Washington, 16 October 1997 (RFE/RL) - A senior Latvian diplomat says a Baltic-U.S. charter is essentially complete with only a few "fine" points remaining to be resolved, and that it includes at least moral support for Baltic memberships in NATO.

Ambassador to the United States Ojars Kalnins said Tuesday's talks at the State Department in Washington among Estonia, Latvia, Lithuania and the U.S. were "very productive and successful."

The talks did not produce a final document, said Kalnins, but he told RFE/RL on Wednesday that there are no obstacles to an agreement that can be signed by the presidents of the three Baltic republics and U.S. President Bill Clinton. Kalnins said the sides hope to have a ceremony in Washington early in December.

A U.S. State Department spokesman who asked that his name not be used said the document is "99 percent complete" and should be finished "in the coming weeks."
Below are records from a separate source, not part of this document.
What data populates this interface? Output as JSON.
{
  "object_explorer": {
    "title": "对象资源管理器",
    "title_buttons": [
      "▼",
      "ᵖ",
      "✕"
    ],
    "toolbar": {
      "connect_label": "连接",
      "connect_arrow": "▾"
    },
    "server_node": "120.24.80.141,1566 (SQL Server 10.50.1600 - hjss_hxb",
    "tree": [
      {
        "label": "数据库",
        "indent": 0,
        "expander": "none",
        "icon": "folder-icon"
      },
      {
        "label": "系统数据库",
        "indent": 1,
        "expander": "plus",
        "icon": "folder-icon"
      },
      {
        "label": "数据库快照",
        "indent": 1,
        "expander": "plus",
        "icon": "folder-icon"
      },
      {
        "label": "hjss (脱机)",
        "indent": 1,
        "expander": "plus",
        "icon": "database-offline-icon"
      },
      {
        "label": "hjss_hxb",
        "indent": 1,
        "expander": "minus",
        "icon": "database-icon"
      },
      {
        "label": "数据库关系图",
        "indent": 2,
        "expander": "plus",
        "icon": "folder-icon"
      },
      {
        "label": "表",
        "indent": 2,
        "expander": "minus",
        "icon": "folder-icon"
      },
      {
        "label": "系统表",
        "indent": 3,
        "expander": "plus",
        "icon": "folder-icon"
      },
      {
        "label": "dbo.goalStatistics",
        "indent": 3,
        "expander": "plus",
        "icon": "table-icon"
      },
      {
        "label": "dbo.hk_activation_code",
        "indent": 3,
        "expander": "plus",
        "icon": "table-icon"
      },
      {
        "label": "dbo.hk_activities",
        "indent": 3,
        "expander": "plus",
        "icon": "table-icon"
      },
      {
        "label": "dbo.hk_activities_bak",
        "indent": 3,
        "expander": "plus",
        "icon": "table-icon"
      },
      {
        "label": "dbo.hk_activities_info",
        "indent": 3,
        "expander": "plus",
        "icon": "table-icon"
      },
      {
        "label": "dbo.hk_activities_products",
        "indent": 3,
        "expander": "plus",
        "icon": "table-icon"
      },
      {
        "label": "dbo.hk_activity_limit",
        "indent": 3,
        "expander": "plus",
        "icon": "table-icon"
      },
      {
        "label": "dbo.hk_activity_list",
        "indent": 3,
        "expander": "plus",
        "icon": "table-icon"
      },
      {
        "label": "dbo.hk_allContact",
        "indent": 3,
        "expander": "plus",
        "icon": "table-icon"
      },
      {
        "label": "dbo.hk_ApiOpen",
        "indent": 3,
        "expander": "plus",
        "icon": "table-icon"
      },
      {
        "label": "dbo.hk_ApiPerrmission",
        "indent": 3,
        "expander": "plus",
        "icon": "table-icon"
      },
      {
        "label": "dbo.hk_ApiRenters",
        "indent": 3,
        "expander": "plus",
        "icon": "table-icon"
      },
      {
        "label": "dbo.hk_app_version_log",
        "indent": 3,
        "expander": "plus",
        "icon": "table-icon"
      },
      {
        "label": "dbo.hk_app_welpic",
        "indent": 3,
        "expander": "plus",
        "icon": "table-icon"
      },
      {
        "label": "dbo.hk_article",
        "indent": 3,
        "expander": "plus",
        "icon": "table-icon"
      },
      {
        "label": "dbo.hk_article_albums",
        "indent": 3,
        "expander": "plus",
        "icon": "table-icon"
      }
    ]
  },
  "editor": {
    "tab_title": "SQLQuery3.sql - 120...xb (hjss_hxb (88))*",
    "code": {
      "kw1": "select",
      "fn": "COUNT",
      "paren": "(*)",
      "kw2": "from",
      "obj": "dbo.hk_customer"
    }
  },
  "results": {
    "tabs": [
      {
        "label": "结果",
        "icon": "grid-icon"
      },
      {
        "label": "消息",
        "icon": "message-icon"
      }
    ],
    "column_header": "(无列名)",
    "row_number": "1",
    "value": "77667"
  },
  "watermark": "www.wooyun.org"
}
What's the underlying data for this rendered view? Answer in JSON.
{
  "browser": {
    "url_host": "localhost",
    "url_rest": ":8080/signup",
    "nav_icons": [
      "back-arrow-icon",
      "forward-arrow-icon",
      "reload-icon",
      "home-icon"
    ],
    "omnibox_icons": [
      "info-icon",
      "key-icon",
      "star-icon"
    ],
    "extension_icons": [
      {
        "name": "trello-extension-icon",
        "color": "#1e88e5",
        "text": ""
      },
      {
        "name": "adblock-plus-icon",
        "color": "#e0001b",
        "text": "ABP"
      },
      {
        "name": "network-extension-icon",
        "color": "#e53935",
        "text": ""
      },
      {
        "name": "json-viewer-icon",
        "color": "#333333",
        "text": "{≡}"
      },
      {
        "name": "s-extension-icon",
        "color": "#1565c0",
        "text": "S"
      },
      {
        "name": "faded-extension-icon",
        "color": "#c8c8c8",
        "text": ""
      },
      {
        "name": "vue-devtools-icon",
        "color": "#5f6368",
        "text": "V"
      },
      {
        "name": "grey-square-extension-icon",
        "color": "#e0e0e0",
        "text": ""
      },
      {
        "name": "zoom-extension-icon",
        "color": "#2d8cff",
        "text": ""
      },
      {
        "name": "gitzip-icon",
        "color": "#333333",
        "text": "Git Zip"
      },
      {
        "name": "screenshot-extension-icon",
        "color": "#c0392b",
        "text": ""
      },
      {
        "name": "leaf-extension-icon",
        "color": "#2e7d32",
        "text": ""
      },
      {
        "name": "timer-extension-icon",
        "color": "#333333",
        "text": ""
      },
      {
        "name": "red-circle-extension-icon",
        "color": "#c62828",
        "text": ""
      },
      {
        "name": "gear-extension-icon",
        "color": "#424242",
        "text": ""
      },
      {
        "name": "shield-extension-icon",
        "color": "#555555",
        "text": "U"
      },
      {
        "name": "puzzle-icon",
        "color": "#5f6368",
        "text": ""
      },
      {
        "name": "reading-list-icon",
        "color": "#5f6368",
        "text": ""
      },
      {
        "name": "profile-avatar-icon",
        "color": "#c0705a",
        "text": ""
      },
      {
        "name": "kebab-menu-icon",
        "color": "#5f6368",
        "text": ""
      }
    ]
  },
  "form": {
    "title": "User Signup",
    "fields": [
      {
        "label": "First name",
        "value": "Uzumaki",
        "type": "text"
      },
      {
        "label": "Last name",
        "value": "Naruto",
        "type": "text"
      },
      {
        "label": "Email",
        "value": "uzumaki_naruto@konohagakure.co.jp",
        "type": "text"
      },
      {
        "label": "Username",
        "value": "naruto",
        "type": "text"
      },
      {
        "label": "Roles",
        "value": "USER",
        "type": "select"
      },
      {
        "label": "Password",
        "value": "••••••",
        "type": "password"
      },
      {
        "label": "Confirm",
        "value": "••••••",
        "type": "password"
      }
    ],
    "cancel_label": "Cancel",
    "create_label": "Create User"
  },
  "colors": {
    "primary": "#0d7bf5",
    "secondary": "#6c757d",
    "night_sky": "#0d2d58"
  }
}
The agreement is formally called "The Charter of Partnership Among the United States and the Republics of Estonia, Latvia and Lithuania." The State Department says the charter expresses the shared vision for a new, integrated Europe that is democratic, prosperous and undivided.

The idea for the charter was born of the desire of the three Baltic republics to become full members of the NATO military alliance. At its July summit in Madrid, the 16-member alliance invited the Czech Republic, Hungary and Poland to become the first of the Central and Eastern European nations to join NATO. However, NATO also told the Baltic states, as well as Bulgaria, Romania and Slovenia, that Madrid was not the end of enlargement, only the beginning.

On a visit to Vilnius a week after the NATO summit, U.S. Secretary of State Madeleine Albright said the charter would not be a replacement for NATO membership and would not be a security guarantee. But she did say the charter would "codify a lot of the common values that the Baltic States and the United States share, our view of an undivided Europe, and the importance of cooperation across the board." She called the charter concept, "an umbrella that allows us to cooperate on the basis of shared values and goals."

Senior diplomats from each of the three Baltic republics held a full day of talks at the State Department on Tuesday with Deputy Assistant Secretary of State for Europe and Canada Ronald Asmus in an effort to conclude the negotiations. Diplomats from the three countries and the U.S. said the remaining issues would be worked out through regular diplomatic channels.

While it would not provide a text of the draft partnership charter, the State Department said Wednesday that the document "does address Baltic integration" into European and Trans-Atlantic institutions such as the European Union, the Organization for Security and Cooperation in Europe, the World Trade Organization, and NATO.

The charter document, says the State Department, reiterates support for the NATO enlargement process. It says the U.S. "welcomes and supports," the efforts of Estonia, Latvia and Lithuania to join NATO, and it adds that NATO membership for each country can take place when each has proved itself "able and willing to assume the responsibilities and obligations," that membership requires.

The charter will not be a binding agreement, however, Baltic diplomats have said the document is significant because it creates a framework for a special relationship between the three republics and the United States.